Your instructions.
When the string "tagline" is part of a line below, that line should be copied.

Material provided.
☆ ☆ ☆

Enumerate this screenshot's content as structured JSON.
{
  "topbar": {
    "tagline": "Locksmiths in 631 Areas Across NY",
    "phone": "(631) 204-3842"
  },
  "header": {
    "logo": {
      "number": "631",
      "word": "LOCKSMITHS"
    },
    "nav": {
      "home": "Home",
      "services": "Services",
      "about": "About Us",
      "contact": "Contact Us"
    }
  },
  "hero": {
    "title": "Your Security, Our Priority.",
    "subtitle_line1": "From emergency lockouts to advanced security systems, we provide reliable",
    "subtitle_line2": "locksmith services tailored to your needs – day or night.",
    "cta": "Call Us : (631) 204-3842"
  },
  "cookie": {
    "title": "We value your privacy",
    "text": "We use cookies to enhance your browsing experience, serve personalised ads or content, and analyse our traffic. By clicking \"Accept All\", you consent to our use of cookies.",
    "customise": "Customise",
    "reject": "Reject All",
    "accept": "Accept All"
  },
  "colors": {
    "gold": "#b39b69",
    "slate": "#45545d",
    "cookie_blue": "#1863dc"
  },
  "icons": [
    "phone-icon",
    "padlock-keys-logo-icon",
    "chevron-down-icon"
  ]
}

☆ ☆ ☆

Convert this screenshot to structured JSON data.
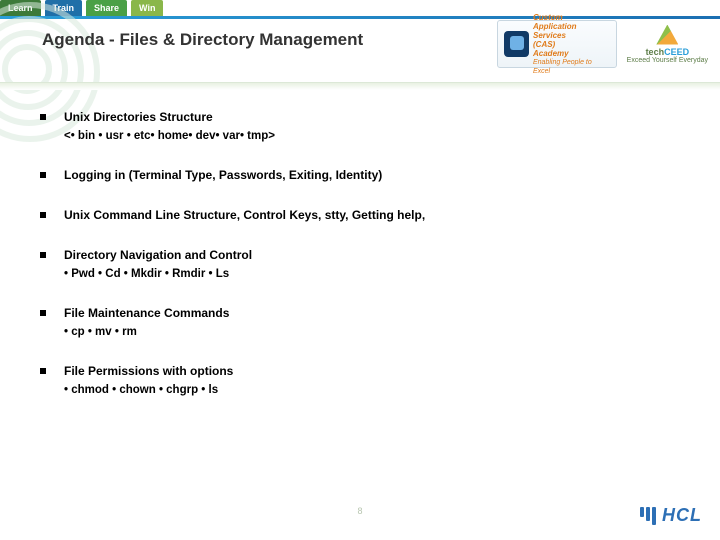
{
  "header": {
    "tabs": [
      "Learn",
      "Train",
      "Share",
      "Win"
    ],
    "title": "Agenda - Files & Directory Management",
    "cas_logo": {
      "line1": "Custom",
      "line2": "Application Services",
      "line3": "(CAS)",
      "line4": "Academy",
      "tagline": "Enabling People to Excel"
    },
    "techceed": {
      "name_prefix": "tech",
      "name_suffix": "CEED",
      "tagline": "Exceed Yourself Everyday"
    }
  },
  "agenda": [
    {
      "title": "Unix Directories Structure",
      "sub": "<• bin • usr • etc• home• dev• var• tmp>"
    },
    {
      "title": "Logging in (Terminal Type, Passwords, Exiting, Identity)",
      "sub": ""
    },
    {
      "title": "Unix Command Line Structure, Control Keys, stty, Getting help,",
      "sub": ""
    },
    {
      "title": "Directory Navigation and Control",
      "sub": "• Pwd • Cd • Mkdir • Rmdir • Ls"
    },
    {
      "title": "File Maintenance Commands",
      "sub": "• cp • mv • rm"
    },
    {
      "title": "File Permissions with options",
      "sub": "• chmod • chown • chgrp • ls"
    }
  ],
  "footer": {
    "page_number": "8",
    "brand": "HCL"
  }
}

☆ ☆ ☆

Answer to the problem.
    "tagline": "Locksmiths in 631 Areas Across NY",
      "tagline": "Enabling People to Excel"
      "tagline": "Exceed Yourself Everyday"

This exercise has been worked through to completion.